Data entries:
● ● ● ● ● ● ●

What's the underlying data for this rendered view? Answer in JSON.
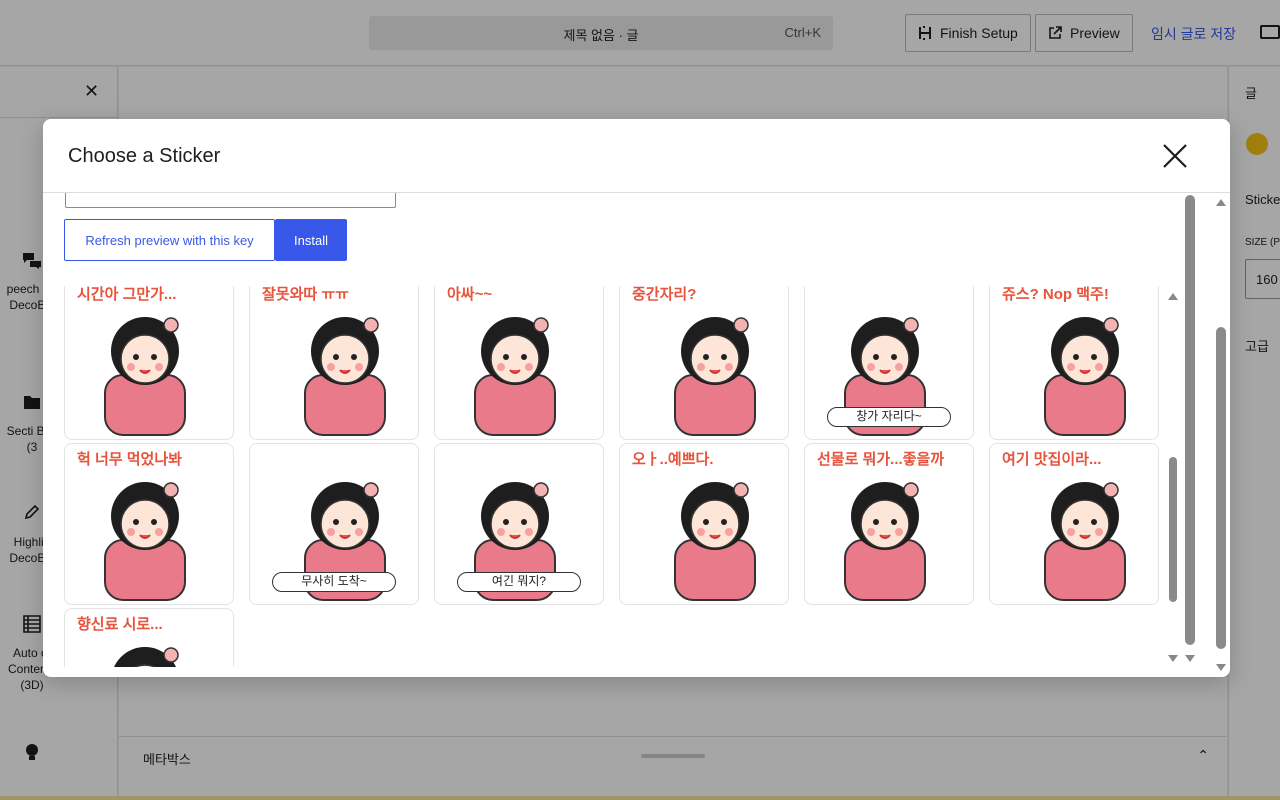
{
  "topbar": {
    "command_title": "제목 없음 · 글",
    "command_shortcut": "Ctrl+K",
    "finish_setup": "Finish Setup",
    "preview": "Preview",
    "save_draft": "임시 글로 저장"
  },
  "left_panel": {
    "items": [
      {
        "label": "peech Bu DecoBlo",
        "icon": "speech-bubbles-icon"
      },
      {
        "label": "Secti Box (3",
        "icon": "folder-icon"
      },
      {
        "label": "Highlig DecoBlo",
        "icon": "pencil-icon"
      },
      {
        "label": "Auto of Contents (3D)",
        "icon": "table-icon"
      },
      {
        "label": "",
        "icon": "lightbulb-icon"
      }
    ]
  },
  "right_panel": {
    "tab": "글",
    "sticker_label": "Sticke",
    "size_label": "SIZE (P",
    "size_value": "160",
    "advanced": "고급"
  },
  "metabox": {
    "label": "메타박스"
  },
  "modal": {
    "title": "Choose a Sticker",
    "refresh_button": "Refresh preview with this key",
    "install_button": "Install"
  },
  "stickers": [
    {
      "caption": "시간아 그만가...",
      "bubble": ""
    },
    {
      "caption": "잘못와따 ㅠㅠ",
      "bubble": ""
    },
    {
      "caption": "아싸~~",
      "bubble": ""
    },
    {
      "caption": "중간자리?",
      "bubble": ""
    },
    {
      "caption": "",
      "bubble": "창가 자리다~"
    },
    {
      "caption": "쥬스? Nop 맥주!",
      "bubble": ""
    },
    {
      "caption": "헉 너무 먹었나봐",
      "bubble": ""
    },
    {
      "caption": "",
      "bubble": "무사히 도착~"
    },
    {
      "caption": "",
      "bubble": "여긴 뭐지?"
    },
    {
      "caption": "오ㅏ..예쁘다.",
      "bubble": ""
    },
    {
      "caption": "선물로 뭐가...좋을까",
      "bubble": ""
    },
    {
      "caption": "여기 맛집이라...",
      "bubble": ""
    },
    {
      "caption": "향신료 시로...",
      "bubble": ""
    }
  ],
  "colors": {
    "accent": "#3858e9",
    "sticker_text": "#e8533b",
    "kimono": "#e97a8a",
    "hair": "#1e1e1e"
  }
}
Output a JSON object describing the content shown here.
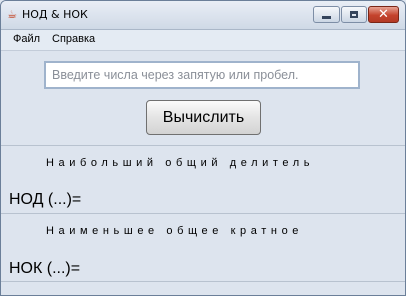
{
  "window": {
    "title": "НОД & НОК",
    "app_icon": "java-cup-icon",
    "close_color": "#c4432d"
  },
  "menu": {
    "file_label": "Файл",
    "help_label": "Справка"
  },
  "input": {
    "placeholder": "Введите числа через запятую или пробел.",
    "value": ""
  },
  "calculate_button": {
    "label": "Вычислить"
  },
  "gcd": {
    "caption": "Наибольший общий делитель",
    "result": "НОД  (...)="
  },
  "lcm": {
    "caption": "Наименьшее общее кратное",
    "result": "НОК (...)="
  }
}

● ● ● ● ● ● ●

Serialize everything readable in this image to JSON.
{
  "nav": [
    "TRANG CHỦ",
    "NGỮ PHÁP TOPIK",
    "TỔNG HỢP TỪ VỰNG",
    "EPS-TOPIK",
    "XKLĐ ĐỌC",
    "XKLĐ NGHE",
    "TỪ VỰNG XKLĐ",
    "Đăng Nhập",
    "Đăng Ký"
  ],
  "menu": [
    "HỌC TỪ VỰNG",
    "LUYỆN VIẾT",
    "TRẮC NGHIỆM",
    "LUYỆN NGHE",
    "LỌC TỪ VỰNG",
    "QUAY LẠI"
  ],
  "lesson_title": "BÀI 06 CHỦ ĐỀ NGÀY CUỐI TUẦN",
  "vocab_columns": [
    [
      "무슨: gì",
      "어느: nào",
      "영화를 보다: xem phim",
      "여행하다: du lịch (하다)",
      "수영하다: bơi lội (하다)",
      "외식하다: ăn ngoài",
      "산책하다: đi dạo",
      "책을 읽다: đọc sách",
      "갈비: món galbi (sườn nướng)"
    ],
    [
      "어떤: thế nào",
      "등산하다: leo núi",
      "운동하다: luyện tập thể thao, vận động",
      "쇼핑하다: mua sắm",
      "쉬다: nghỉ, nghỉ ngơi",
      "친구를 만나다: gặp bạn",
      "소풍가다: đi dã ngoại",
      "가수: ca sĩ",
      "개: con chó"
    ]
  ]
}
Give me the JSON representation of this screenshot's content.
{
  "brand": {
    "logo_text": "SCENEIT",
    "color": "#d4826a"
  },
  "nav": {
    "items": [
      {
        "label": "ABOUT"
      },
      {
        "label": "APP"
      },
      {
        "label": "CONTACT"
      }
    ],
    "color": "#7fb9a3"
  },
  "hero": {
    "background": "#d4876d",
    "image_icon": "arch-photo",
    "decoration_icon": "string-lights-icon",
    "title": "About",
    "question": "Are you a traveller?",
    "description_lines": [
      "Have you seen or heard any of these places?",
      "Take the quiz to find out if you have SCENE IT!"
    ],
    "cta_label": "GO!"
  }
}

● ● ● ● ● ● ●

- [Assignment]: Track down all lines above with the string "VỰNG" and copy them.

- [Exercise output]:
    "TỔNG HỢP TỪ VỰNG",
    "TỪ VỰNG XKLĐ",
    "HỌC TỪ VỰNG",
    "LỌC TỪ VỰNG",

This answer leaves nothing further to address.